Two things happened at my house not long ago: My wife turned 65, and one of our credit cards expired. Not very interesting in themselves perhaps, but the two events occurring together set up what scientists call a "natural experiment."
Turning 65 made Susan eligible for Medicare. That meant, at last, we could stop paying her Blue Cross premium. Because we pay our bills by autopay, I had to tell Blue Cross to deduct her portion of our premium from the monthly charge. And because the expiring credit card is the one we use to autopay our other "service providers," I had to tell the homeowners and auto insurance companies, the cable company and the utilities to update the card.
Everyone knows that communicating with these institutions is crazy-making. That fact doesn't need further empirical support. But this was a chance to do some social science. I just had to clock the time it took to accomplish the two changes and compare the results.
Here's the punchline: Update credit card information — 34 seconds. Take Susan's Blue Cross premium off autopay — six weeks.
Updating the credit card information couldn't have been simpler. Each company has a website, and each website has a prominent, clear menu item called "Update Method of Payment." I clicked the box, entered the card number and new expiration date, and hit "Submit." A confirming email arrived in seconds. Seconds.
Getting Susan off our Blue Cross autopay was a different matter. From what I gather, she is the first person to turn 65 in the history of Blue Cross, and the system just has no mechanism to deal with it.
I started by calling the customer service number on my insurance card. Everyone knows the drill. They were experiencing unusually high call volume, but they thoughtfully provided "music" for me to listen to while I waited. They put me through to their automated system where I entered my account number and my birth date and my passcode. A robot read me my balance and my payment due date and talked to me about things that had nothing to do with the purpose of my call.
We went round and round until I was finally able to get a human being on the phone, and then he and I started back at the beginning. He needed to get my name and account number and birth date and passcode. And he needed to put me on hold while he checked for the answer to my question. I listened to the same six bars of "music."
When he came back, he said the form I needed was on their website. He told me the name of the form and where it would be. He made it sound simple.
I went to the website and found layer after layer of security questions and boxes to fill out, but no trace of the form. After going round and round on the website for an hour, I got to a message that said: "If you still have questions, call the customer service number on your insurance card."
By the time I went through the whole process again and got to a human being, I was not feeling friendly. I confess I was rude to the person on the phone. Susan tells me not to be rude to such people. She reminds me they are just trying to make a living, and they are not responsible for the malevolence of the system they work for. She is right, of course, but the people who are responsible for the malevolence of the system are not the ones they put on the phone.
This time, despite my rudeness, the person on the phone was charming and friendly; I was disarmed. She told me she understood my frustration and she promised she would personally put the form I needed in the mail. Three days later a hand-addressed envelope arrived and in it was … the form to select a new pediatric dentist.
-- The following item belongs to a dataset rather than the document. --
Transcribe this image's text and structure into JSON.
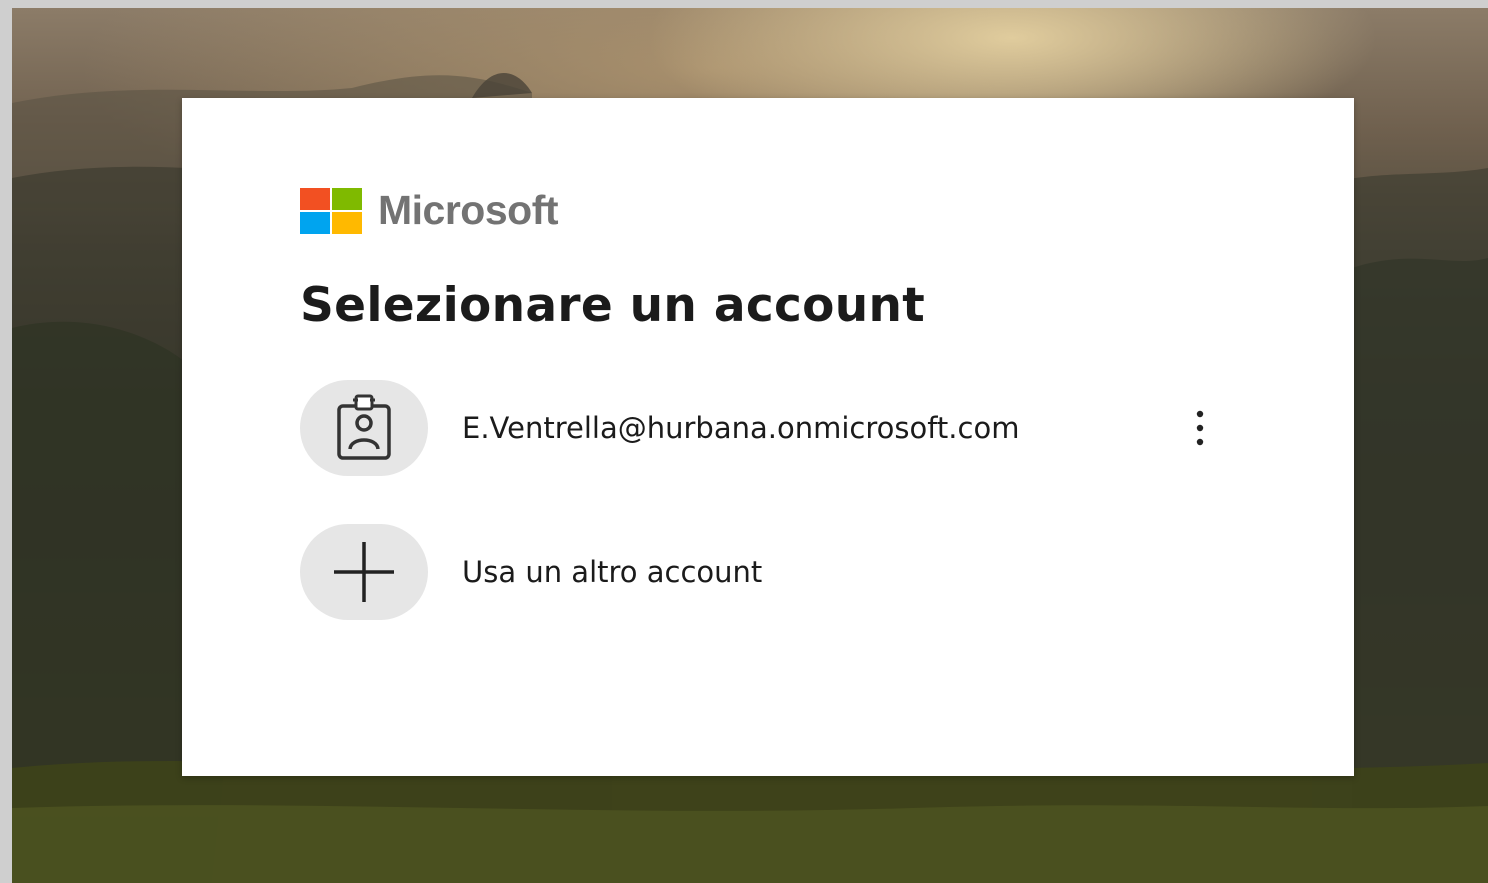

I called the broker who sold us our Medicare plan. He was able to communicate with Blue Cross through some secret back channel, and, in a few days, he emailed me the form I needed. I signed it and sent it to Blue Cross. But all is not well.
Blue Cross keeps sending me contradictory messages. They send me emails that say I have payments due, and my coverage will terminate if I don't pay them. They direct me to their website. The website agrees I have payments due, but says the amount is $0.00.
I don't have the stomach to call customer service and try to straighten this out. My plan is just not to get sick for the next few months until I, too, turn 65 and go on Medicare.
We're told that voicemail systems are efficient and cost-saving, and that multiple layers of security questions and passwords are there for our protection. What my little experiment shows is that this is horse hockey.
When you want to give them money, the process is remarkably quick and easy. When you want to stop giving them money, the process becomes infinitely complicated.
Barry Goldman is an arbitrator and mediator and the author of "The Science of Settlement."